Graduation season is nearing and with that comes the freedom and independence of adulthood. One rite of passage into adulthood is making your own decisions — including financial ones like insurance. The topic of insurance can be daunting for most people, especially young adults, who sometimes learn the hard way their coverage isn’t adequate until they need to file a claim.

Young adults, hold tight. Here’s one life lesson on insurance that you won’t want to miss!

Renters Insurance — protects your belongings damaged in a fire, theft or vandalism.

  • The owner of the property is responsible for insuring the structure and premise but their coverage does not include personal belongings.
  • Many apartment complexes require renters insurance; check with your landlord and ask questions before signing a lease.
  • If you’re still living at your parents’ home, your belongings should be covered under their homeowners policy, but don’t assume. Have adult conversation with them and their independent insurance agent to see what’s covered.
  • To make things easier if you have to collect a claim, take photos or video of your belongings and store a copy outside your residence or on a cloud system.
  • Three types:
    • “Loss of use” — coverage if your rental becomes uninhabitable while it’s being repaired or rebuilt.
    • “Personal property” — covers contents of your apartment like your iPad, bed and couch.
    • “Personal liability” — cover bodily injury and property damage to others caused by your actions or negligence.

Auto Insurance — financial protection against physical damage, bodily injury from a car accident.

  • It’s recommended to purchase a healthy amount of liability coverage for your auto insurance policy; if you’re found liable in an accident the total could cost you hundreds of thousands of dollars in medical bills, pain and suffering — this could be detrimental to your finances.
  • Cost for liability coverage is usually marginal and will give you peace of mind.

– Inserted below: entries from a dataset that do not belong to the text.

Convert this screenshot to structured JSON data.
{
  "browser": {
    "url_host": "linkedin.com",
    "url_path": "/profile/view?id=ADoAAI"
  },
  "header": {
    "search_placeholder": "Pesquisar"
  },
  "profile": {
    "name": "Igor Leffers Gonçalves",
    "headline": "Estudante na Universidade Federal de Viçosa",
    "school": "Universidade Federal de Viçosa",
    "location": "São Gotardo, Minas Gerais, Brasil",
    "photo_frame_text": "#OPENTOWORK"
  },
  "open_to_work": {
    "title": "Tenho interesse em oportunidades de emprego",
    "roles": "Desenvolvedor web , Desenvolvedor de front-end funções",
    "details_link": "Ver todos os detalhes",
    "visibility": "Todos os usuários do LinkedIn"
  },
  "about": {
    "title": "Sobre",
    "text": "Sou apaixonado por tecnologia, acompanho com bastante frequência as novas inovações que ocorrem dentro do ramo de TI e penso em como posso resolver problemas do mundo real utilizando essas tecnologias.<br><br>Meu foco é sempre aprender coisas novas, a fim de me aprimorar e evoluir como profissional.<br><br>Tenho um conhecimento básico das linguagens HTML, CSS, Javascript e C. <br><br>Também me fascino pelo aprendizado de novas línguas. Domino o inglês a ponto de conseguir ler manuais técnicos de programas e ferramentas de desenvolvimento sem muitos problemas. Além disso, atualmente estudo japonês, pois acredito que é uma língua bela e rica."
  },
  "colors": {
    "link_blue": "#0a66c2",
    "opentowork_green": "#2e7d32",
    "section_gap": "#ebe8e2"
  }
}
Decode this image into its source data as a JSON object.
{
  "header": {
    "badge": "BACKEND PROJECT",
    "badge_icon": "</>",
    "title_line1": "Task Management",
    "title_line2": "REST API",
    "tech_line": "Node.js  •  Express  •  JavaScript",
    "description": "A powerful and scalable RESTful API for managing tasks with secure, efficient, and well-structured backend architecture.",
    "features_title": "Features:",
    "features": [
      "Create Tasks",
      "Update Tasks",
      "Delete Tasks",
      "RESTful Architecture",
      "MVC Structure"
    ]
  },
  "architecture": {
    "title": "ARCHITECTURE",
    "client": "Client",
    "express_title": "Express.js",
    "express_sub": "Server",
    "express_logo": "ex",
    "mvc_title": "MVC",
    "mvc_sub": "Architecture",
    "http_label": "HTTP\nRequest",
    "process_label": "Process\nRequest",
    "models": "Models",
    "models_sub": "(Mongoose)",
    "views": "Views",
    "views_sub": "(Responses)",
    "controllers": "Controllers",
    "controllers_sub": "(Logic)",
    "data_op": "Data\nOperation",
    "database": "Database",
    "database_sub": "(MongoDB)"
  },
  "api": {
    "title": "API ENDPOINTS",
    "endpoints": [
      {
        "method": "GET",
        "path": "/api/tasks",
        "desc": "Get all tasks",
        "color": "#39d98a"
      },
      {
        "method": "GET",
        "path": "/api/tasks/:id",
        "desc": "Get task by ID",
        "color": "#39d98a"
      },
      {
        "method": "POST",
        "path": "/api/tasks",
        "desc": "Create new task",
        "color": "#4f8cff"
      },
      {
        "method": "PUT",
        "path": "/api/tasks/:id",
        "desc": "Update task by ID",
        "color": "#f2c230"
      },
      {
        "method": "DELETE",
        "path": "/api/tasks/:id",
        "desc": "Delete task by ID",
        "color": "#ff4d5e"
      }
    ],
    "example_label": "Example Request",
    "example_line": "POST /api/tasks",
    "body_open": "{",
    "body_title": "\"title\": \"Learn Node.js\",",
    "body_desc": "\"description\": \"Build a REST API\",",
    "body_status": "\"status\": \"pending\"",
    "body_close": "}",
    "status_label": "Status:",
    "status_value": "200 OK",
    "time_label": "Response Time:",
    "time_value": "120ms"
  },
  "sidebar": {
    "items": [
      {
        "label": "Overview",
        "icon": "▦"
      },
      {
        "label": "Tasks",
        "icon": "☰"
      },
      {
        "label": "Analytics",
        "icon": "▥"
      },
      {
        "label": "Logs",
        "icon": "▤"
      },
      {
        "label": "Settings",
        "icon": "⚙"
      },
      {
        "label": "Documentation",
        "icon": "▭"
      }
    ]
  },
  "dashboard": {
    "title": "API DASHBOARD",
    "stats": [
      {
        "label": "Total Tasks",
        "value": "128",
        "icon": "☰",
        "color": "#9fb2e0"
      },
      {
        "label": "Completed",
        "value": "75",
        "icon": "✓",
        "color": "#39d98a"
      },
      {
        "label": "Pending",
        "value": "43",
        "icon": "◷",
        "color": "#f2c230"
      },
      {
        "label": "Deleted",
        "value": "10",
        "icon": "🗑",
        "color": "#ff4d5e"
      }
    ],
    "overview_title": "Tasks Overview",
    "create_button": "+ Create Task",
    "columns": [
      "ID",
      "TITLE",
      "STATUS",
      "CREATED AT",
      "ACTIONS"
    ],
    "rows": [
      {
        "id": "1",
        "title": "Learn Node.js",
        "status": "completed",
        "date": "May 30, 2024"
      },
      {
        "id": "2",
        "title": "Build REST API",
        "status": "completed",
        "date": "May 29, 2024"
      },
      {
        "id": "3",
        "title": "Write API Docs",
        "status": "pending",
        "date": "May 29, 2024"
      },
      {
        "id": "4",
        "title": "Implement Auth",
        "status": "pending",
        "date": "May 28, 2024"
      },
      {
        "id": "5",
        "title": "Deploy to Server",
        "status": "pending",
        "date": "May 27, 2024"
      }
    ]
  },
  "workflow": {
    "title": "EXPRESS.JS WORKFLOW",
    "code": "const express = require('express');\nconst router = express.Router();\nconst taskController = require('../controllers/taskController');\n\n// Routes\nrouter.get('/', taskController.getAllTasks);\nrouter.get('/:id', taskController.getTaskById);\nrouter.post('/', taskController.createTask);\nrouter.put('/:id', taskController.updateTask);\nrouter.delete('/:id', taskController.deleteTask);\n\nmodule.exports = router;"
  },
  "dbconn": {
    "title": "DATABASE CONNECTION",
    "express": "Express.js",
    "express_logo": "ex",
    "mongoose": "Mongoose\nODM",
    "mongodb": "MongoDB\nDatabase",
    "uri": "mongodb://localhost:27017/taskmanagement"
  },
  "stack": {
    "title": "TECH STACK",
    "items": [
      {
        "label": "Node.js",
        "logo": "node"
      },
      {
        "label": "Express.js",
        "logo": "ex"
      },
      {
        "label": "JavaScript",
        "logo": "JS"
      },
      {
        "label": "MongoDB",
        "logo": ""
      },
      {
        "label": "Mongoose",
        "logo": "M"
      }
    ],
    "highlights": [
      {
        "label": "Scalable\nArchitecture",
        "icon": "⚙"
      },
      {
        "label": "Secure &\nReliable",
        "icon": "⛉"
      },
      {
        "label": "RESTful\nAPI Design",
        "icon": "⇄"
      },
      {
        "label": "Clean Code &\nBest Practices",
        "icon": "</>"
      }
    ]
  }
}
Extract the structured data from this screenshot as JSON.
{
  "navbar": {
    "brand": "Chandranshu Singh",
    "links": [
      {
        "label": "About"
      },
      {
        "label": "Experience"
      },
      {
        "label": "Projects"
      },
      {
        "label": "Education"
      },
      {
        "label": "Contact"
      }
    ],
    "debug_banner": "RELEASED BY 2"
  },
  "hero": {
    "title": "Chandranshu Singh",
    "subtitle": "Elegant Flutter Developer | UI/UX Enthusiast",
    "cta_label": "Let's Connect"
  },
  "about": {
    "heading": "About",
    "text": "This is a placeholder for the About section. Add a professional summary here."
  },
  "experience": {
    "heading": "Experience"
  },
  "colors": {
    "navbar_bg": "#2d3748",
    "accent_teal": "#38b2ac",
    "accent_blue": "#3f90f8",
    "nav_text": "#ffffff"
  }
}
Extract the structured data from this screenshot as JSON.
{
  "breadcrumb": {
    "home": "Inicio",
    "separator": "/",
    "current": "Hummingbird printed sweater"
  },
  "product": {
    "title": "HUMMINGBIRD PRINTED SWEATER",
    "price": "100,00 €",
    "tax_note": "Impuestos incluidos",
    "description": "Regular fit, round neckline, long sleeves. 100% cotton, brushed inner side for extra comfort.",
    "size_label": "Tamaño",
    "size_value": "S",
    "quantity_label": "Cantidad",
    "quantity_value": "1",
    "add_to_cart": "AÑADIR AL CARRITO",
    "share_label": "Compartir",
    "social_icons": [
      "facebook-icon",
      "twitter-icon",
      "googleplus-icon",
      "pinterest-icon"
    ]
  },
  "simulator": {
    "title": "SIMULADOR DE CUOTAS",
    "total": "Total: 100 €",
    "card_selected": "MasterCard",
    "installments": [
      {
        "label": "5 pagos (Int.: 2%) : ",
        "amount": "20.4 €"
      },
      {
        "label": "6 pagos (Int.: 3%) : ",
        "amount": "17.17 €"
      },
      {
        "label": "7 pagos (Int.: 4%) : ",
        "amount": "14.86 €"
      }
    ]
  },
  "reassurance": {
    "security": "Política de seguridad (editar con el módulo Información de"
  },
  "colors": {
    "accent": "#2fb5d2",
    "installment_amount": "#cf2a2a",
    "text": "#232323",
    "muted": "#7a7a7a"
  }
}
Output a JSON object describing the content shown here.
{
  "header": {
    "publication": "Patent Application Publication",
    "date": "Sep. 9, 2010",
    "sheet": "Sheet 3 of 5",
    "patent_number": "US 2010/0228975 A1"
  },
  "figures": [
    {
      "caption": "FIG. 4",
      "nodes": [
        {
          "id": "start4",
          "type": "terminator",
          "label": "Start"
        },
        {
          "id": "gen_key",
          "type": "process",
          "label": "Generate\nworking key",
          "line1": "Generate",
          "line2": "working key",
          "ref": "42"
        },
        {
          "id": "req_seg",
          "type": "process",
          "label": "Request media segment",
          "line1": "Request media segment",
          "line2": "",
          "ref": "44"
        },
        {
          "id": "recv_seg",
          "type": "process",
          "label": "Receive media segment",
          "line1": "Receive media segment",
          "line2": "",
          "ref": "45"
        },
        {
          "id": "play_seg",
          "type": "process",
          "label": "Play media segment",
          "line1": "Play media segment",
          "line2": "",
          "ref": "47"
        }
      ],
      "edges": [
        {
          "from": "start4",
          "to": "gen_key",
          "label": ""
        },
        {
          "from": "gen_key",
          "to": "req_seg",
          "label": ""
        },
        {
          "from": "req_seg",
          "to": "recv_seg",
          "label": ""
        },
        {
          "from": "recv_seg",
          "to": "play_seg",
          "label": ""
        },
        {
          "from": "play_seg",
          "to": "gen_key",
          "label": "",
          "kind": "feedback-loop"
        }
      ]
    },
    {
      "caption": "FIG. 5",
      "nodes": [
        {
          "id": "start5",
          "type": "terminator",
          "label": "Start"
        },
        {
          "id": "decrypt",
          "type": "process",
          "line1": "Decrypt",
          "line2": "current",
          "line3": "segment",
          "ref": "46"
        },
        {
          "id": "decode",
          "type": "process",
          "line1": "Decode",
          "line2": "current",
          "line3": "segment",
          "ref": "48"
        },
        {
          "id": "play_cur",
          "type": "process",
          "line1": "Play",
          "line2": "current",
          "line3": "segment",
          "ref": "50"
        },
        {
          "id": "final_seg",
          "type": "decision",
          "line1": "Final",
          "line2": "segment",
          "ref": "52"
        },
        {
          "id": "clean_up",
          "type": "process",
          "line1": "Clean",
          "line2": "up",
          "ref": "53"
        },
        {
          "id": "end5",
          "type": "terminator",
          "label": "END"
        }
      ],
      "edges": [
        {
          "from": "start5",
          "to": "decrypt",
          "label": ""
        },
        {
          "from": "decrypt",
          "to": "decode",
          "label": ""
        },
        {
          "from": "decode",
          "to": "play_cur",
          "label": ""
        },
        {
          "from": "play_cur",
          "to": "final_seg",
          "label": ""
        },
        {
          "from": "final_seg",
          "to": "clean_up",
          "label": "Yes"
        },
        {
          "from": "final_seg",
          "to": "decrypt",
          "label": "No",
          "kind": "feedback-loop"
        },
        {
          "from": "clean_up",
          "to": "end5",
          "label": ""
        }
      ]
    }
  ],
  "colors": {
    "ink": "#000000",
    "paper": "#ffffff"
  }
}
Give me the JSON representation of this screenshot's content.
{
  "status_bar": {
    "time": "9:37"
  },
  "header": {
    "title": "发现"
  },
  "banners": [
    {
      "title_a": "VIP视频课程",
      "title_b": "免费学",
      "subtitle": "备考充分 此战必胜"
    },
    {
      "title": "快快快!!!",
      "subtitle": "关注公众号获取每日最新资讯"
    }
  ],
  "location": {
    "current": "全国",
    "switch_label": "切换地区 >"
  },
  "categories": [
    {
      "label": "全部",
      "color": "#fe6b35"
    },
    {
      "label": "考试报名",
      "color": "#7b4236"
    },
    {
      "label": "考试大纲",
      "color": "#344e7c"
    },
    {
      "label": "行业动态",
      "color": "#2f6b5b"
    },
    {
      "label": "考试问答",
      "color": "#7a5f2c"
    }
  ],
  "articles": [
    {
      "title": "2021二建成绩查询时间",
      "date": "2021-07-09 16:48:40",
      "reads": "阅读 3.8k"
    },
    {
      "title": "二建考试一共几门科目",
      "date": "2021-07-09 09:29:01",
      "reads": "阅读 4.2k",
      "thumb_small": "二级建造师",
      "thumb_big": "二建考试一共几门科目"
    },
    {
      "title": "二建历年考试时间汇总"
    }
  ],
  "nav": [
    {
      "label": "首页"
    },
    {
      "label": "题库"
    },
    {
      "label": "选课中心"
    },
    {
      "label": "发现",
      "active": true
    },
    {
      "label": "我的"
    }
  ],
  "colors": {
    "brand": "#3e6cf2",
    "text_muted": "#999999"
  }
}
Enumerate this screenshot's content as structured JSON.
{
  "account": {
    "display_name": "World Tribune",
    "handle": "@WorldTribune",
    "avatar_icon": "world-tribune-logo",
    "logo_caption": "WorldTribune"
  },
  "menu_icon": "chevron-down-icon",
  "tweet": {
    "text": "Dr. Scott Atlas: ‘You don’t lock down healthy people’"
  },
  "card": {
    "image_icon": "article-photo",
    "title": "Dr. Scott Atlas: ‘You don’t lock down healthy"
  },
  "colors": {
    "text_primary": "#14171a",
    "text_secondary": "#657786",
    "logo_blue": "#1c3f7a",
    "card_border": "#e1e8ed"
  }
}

Life Insurance — a sum of money paid upon death of the insured person to the beneficiary (person legally designated to receive the money).

  • Just because you’re young and healthy doesn’t mean life insurance isn’t important — a huge benefit of the cost of permanent life insurance is that it stays at the rate of purchase as long as you continue to pay the premiums.
  • If you have debt and pass away before it’s paid off the co-signer, likely your parents or grandparents, would be responsible for paying (depends on terms and conditions of the loan).
  • If you have college loan debt and pass away, your parents would be held responsible. It is recommended that you purchase a life insurance policy that is equal to the amount of school debt.

Another helpful tip is meeting with your local independent insurance agent. Your agent will be able to guide you through the process and answer any questions. It’s their job to find the best coverage to fit your life.